NEW YORK (REUTERS) - The United States (US) stocks ended lower in choppy trading on Wednesday after minutes from the US Federal Reserve's July meeting offered few clues on the timing of a reduction in its bond-buying programme.
Minutes from the meeting showed almost all the policymakers on the central bank's Federal Open Market Committee agreed that a change to the stimulus was not yet appropriate, and only a few thought it would soon be time to "slow somewhat" the pace of the stimulus policy.
"The minutes didn't tell us much. It tells us that like everybody else the Fed is confused and they are not getting any clear signals from the economy. That is what you see in an economy bumbling along at 2 per cent," said Mr Erik Davidson, deputy chief investment officer for Wells Fargo Private Bank in San Francisco.
The release of the minutes in midafternoon sparked volatility in equity markets, as the major indexes fluctuated between session lows and highs in the final hours of trading.
The volatility was exacerbated by light volume, with about 5.58 billion shares traded on the New York Stock Exchange, NYSE MKT and Nasdaq, below the daily average of 6.31 billion.
Yields on the 10-year US Treasuries note rose after the announcement, touching 2.89 per cent.
Market participants have been cautious recently, with the S&P 500 dropping for five of the past six sessions amid uncertainty over how soon the Fed will begin to wind down its US$85 billion a month stimulus program.
"It's only a question of how much they are going to let up on the gas. There is no question they will not be tapping on the brakes," said Mr Davidson.
Some Fed officials have said the policy, which has fuelled Wall Street's steep gains this year, could be slowed as early as September, assuming economic growth meets its targets.

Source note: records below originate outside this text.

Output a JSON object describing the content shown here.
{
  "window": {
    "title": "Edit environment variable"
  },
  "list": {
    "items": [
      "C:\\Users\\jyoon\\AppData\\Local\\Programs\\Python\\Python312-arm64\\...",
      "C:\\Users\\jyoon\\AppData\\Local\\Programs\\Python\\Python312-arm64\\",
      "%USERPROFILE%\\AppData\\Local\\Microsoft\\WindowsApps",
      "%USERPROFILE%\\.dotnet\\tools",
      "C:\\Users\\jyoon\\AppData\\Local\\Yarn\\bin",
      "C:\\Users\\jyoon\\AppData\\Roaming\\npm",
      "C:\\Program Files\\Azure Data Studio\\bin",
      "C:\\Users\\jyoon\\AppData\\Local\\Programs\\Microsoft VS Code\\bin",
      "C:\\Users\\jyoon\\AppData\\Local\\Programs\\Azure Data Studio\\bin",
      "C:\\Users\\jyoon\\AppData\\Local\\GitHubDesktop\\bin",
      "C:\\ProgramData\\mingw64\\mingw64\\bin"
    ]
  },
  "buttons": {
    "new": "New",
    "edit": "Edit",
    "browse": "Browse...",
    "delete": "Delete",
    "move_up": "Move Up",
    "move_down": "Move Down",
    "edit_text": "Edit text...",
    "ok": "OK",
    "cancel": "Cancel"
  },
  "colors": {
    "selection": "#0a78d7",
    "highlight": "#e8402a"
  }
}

Economic data earlier on Wednesday showed US home resales rose in July to their highest level in over three years, suggesting that a surge in mortgage rates is having only a limited impact on the housing market recovery.
The Dow Jones industrial average fell 105.52 points or 0.7 per cent, to 14,897.47, the S&P 500 lost 9.53 points or 0.58 per cent, to 1,642.82 and the Nasdaq Composite dropped 13.801 points or 0.38 per cent, to 3,599.79.
The Dow has fallen for six straight sessions, matching the longest losing streak since July 2012.
Retailers were in focus for a second consecutive day, with earnings reports from Lowe's, Target and others. The S&P retail index fell 0.8 per cent.
Staples reported weaker-than-expected quarterly results on dismal sales in international markets and cut its outlook for the year. Shares slumped 15.3 per cent to $14.27 as the S&P's worst performer.
Target warned its annual profit may be near the low end of its forecast as consumer spending remains cautious, sending shares down 3.6 per cent to $65.50.
Petsmart dropped 5.3 per cent to $71 after its results, while American Eagle Outfitters tumbled 9.9 per cent to $14.76 after giving a weak outlook.
On the upside, home improvement chain Lowe's rose 3.9 per cent to $45.81 after it reported a bigger-than-expected rise in profit and sales as the housing market's recovery encouraged people to spend more on their homes.
Declining stocks outnumbered advancing ones on the NYSE by 2,193 to 834, while on the Nasdaq, decliners beat advancers 1,696 to 808.